[Provided records]

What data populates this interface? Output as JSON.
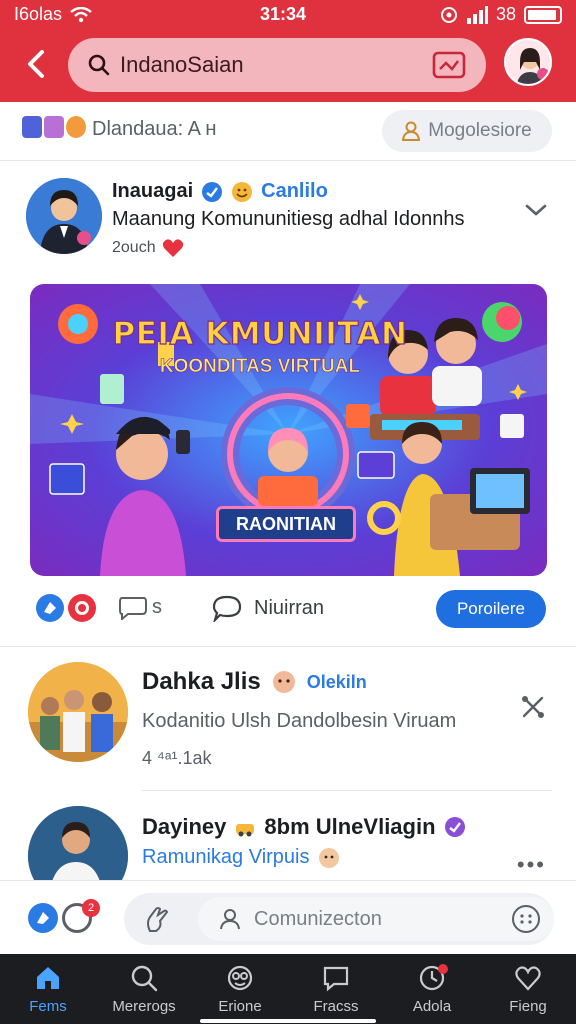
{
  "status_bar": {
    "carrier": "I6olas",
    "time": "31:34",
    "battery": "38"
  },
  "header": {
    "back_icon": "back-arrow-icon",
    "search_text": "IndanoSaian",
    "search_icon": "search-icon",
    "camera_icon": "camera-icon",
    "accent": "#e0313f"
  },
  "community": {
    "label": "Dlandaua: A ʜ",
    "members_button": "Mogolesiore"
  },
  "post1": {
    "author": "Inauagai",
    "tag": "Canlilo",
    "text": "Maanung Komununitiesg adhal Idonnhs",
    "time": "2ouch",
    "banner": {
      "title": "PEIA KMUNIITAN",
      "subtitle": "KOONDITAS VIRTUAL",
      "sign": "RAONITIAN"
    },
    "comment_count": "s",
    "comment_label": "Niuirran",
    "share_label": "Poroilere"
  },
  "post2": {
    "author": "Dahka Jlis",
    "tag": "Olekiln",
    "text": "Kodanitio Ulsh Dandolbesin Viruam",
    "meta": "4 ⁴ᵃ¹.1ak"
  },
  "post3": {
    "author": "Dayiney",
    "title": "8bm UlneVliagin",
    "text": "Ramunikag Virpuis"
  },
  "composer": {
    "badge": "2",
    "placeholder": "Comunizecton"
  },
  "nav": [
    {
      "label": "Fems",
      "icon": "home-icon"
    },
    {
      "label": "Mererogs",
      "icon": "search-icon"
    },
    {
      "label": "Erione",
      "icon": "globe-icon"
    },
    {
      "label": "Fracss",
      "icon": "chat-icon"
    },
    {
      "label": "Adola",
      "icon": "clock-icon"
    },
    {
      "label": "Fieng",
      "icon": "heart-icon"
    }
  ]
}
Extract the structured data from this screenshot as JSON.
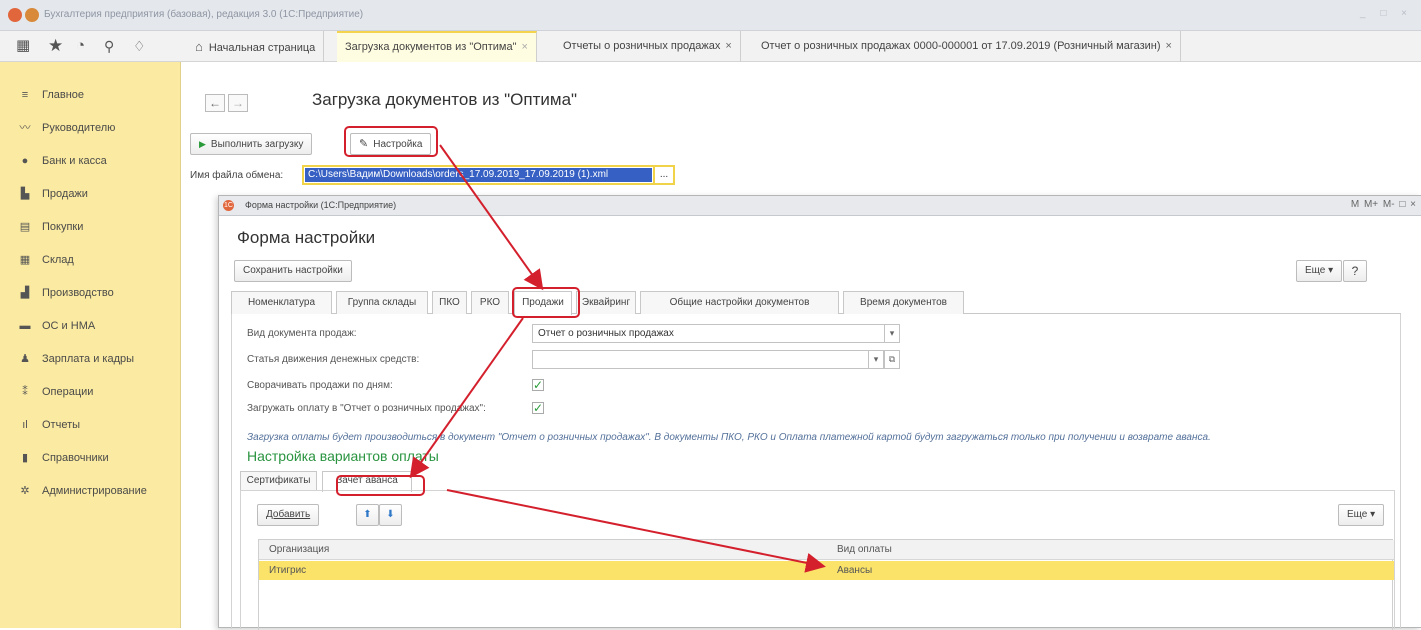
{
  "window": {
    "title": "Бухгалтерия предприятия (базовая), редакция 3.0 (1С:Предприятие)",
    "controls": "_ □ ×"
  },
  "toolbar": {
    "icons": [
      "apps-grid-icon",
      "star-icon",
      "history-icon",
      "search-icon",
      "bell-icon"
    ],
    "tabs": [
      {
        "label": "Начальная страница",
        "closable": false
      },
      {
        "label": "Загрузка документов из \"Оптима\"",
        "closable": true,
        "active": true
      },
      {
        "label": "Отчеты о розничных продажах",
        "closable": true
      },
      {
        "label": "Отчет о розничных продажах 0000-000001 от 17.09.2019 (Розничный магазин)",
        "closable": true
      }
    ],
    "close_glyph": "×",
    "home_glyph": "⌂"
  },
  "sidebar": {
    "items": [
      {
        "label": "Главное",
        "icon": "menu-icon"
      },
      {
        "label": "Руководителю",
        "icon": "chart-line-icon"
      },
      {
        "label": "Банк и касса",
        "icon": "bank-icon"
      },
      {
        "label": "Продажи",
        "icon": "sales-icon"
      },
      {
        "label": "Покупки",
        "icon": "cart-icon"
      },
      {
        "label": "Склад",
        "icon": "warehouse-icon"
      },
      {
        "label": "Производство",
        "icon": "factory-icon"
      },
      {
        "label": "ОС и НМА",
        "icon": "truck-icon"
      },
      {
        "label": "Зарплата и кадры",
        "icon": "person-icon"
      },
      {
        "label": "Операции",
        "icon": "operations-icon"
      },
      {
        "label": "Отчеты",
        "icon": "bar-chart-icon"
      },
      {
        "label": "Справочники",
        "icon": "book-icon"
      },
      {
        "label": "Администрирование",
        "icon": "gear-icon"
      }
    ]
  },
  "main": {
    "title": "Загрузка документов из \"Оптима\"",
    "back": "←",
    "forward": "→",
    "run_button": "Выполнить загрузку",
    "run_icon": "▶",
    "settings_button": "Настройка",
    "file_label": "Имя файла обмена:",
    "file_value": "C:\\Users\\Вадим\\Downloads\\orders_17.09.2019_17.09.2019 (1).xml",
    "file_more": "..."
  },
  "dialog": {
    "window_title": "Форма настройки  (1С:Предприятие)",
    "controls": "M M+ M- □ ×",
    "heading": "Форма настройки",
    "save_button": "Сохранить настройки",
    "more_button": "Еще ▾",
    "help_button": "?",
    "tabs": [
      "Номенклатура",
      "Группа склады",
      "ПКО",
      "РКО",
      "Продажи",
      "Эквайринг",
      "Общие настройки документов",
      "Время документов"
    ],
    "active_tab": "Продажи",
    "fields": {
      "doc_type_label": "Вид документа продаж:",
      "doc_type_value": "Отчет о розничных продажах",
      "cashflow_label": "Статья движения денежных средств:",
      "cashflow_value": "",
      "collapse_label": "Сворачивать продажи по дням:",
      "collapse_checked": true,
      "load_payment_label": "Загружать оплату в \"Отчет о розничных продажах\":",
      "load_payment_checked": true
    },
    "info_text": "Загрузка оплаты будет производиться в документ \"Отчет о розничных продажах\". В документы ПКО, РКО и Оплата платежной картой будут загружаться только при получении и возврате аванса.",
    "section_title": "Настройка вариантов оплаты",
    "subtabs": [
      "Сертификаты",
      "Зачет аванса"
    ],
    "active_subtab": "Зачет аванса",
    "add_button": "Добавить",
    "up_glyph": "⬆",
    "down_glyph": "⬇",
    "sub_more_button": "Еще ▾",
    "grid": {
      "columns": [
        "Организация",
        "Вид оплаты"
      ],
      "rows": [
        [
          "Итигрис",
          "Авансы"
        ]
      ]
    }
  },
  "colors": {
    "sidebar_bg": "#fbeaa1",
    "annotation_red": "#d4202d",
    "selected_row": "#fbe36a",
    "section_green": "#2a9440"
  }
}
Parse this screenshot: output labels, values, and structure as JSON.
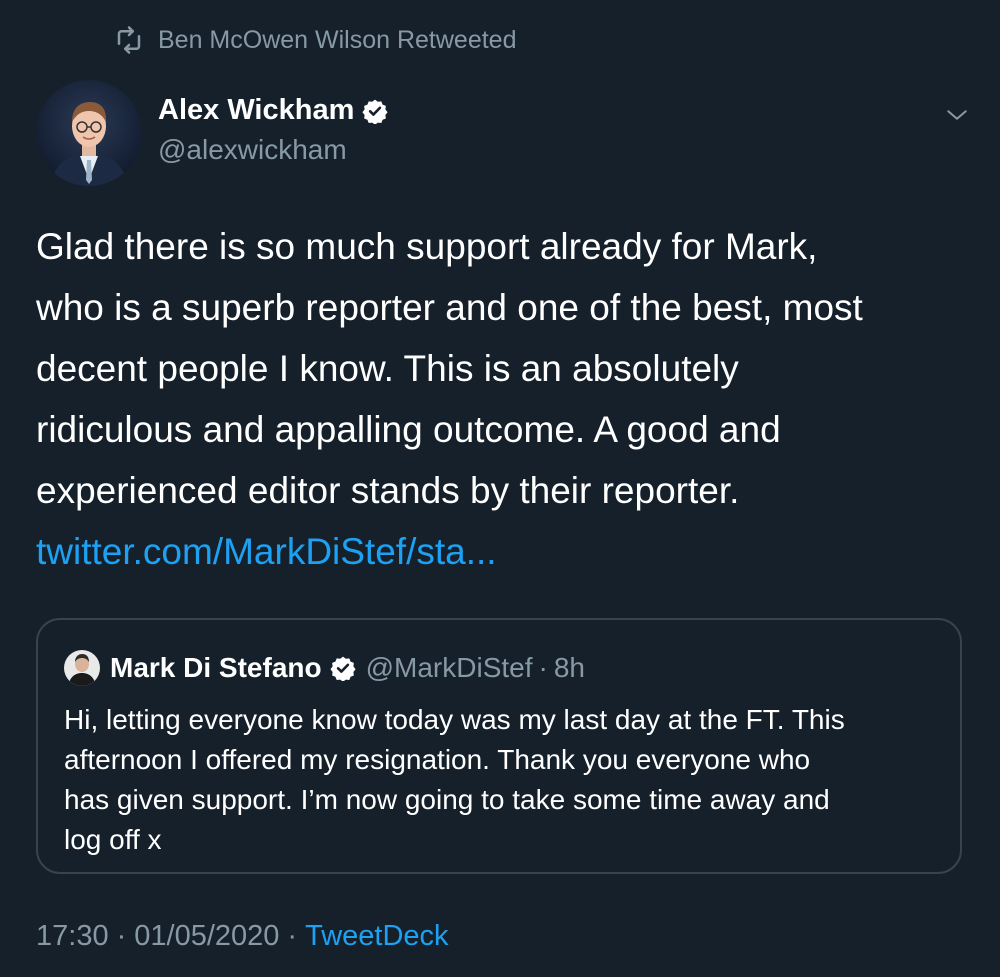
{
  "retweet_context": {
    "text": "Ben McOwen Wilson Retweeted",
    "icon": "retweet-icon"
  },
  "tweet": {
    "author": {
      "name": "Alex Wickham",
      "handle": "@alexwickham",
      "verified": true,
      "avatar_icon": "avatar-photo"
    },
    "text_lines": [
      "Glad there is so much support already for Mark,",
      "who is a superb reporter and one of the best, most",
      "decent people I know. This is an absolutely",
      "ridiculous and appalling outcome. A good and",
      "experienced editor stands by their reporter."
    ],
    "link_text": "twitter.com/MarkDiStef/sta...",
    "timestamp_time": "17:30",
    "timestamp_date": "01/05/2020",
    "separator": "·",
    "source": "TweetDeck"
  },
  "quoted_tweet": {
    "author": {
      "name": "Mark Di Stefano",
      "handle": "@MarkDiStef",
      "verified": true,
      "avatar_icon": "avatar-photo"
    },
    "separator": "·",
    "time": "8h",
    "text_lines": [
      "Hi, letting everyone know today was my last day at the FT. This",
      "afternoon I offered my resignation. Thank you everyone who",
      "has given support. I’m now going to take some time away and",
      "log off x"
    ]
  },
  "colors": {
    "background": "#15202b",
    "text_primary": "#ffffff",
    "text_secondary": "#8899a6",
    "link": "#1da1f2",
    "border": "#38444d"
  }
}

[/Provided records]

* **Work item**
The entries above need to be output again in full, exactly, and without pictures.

* **Exercise answer**
What data populates this interface? Output as JSON.
{
  "status_bar": {
    "carrier": "I6olas",
    "time": "31:34",
    "battery": "38"
  },
  "header": {
    "back_icon": "back-arrow-icon",
    "search_text": "IndanoSaian",
    "search_icon": "search-icon",
    "camera_icon": "camera-icon",
    "accent": "#e0313f"
  },
  "community": {
    "label": "Dlandaua: A ʜ",
    "members_button": "Mogolesiore"
  },
  "post1": {
    "author": "Inauagai",
    "tag": "Canlilo",
    "text": "Maanung Komununitiesg adhal Idonnhs",
    "time": "2ouch",
    "banner": {
      "title": "PEIA KMUNIITAN",
      "subtitle": "KOONDITAS VIRTUAL",
      "sign": "RAONITIAN"
    },
    "comment_count": "s",
    "comment_label": "Niuirran",
    "share_label": "Poroilere"
  },
  "post2": {
    "author": "Dahka Jlis",
    "tag": "Olekiln",
    "text": "Kodanitio Ulsh Dandolbesin Viruam",
    "meta": "4 ⁴ᵃ¹.1ak"
  },
  "post3": {
    "author": "Dayiney",
    "title": "8bm UlneVliagin",
    "text": "Ramunikag Virpuis"
  },
  "composer": {
    "badge": "2",
    "placeholder": "Comunizecton"
  },
  "nav": [
    {
      "label": "Fems",
      "icon": "home-icon"
    },
    {
      "label": "Mererogs",
      "icon": "search-icon"
    },
    {
      "label": "Erione",
      "icon": "globe-icon"
    },
    {
      "label": "Fracss",
      "icon": "chat-icon"
    },
    {
      "label": "Adola",
      "icon": "clock-icon"
    },
    {
      "label": "Fieng",
      "icon": "heart-icon"
    }
  ]
}
Extract the structured data from this screenshot as JSON.
{
  "window": {
    "title": "Бухгалтерия предприятия (базовая), редакция 3.0 (1С:Предприятие)",
    "controls": "_ □ ×"
  },
  "toolbar": {
    "icons": [
      "apps-grid-icon",
      "star-icon",
      "history-icon",
      "search-icon",
      "bell-icon"
    ],
    "tabs": [
      {
        "label": "Начальная страница",
        "closable": false
      },
      {
        "label": "Загрузка документов из \"Оптима\"",
        "closable": true,
        "active": true
      },
      {
        "label": "Отчеты о розничных продажах",
        "closable": true
      },
      {
        "label": "Отчет о розничных продажах 0000-000001 от 17.09.2019 (Розничный магазин)",
        "closable": true
      }
    ],
    "close_glyph": "×",
    "home_glyph": "⌂"
  },
  "sidebar": {
    "items": [
      {
        "label": "Главное",
        "icon": "menu-icon"
      },
      {
        "label": "Руководителю",
        "icon": "chart-line-icon"
      },
      {
        "label": "Банк и касса",
        "icon": "bank-icon"
      },
      {
        "label": "Продажи",
        "icon": "sales-icon"
      },
      {
        "label": "Покупки",
        "icon": "cart-icon"
      },
      {
        "label": "Склад",
        "icon": "warehouse-icon"
      },
      {
        "label": "Производство",
        "icon": "factory-icon"
      },
      {
        "label": "ОС и НМА",
        "icon": "truck-icon"
      },
      {
        "label": "Зарплата и кадры",
        "icon": "person-icon"
      },
      {
        "label": "Операции",
        "icon": "operations-icon"
      },
      {
        "label": "Отчеты",
        "icon": "bar-chart-icon"
      },
      {
        "label": "Справочники",
        "icon": "book-icon"
      },
      {
        "label": "Администрирование",
        "icon": "gear-icon"
      }
    ]
  },
  "main": {
    "title": "Загрузка документов из \"Оптима\"",
    "back": "←",
    "forward": "→",
    "run_button": "Выполнить загрузку",
    "run_icon": "▶",
    "settings_button": "Настройка",
    "file_label": "Имя файла обмена:",
    "file_value": "C:\\Users\\Вадим\\Downloads\\orders_17.09.2019_17.09.2019 (1).xml",
    "file_more": "..."
  },
  "dialog": {
    "window_title": "Форма настройки  (1С:Предприятие)",
    "controls": "M M+ M- □ ×",
    "heading": "Форма настройки",
    "save_button": "Сохранить настройки",
    "more_button": "Еще ▾",
    "help_button": "?",
    "tabs": [
      "Номенклатура",
      "Группа склады",
      "ПКО",
      "РКО",
      "Продажи",
      "Эквайринг",
      "Общие настройки документов",
      "Время документов"
    ],
    "active_tab": "Продажи",
    "fields": {
      "doc_type_label": "Вид документа продаж:",
      "doc_type_value": "Отчет о розничных продажах",
      "cashflow_label": "Статья движения денежных средств:",
      "cashflow_value": "",
      "collapse_label": "Сворачивать продажи по дням:",
      "collapse_checked": true,
      "load_payment_label": "Загружать оплату в \"Отчет о розничных продажах\":",
      "load_payment_checked": true
    },
    "info_text": "Загрузка оплаты будет производиться в документ \"Отчет о розничных продажах\". В документы ПКО, РКО и Оплата платежной картой будут загружаться только при получении и возврате аванса.",
    "section_title": "Настройка вариантов оплаты",
    "subtabs": [
      "Сертификаты",
      "Зачет аванса"
    ],
    "active_subtab": "Зачет аванса",
    "add_button": "Добавить",
    "up_glyph": "⬆",
    "down_glyph": "⬇",
    "sub_more_button": "Еще ▾",
    "grid": {
      "columns": [
        "Организация",
        "Вид оплаты"
      ],
      "rows": [
        [
          "Итигрис",
          "Авансы"
        ]
      ]
    }
  },
  "colors": {
    "sidebar_bg": "#fbeaa1",
    "annotation_red": "#d4202d",
    "selected_row": "#fbe36a",
    "section_green": "#2a9440"
  }
}
Parse this screenshot: output labels, values, and structure as JSON.
{
  "retweet_context": {
    "text": "Ben McOwen Wilson Retweeted",
    "icon": "retweet-icon"
  },
  "tweet": {
    "author": {
      "name": "Alex Wickham",
      "handle": "@alexwickham",
      "verified": true,
      "avatar_icon": "avatar-photo"
    },
    "text_lines": [
      "Glad there is so much support already for Mark,",
      "who is a superb reporter and one of the best, most",
      "decent people I know. This is an absolutely",
      "ridiculous and appalling outcome. A good and",
      "experienced editor stands by their reporter."
    ],
    "link_text": "twitter.com/MarkDiStef/sta...",
    "timestamp_time": "17:30",
    "timestamp_date": "01/05/2020",
    "separator": "·",
    "source": "TweetDeck"
  },
  "quoted_tweet": {
    "author": {
      "name": "Mark Di Stefano",
      "handle": "@MarkDiStef",
      "verified": true,
      "avatar_icon": "avatar-photo"
    },
    "separator": "·",
    "time": "8h",
    "text_lines": [
      "Hi, letting everyone know today was my last day at the FT. This",
      "afternoon I offered my resignation. Thank you everyone who",
      "has given support. I’m now going to take some time away and",
      "log off x"
    ]
  },
  "colors": {
    "background": "#15202b",
    "text_primary": "#ffffff",
    "text_secondary": "#8899a6",
    "link": "#1da1f2",
    "border": "#38444d"
  }
}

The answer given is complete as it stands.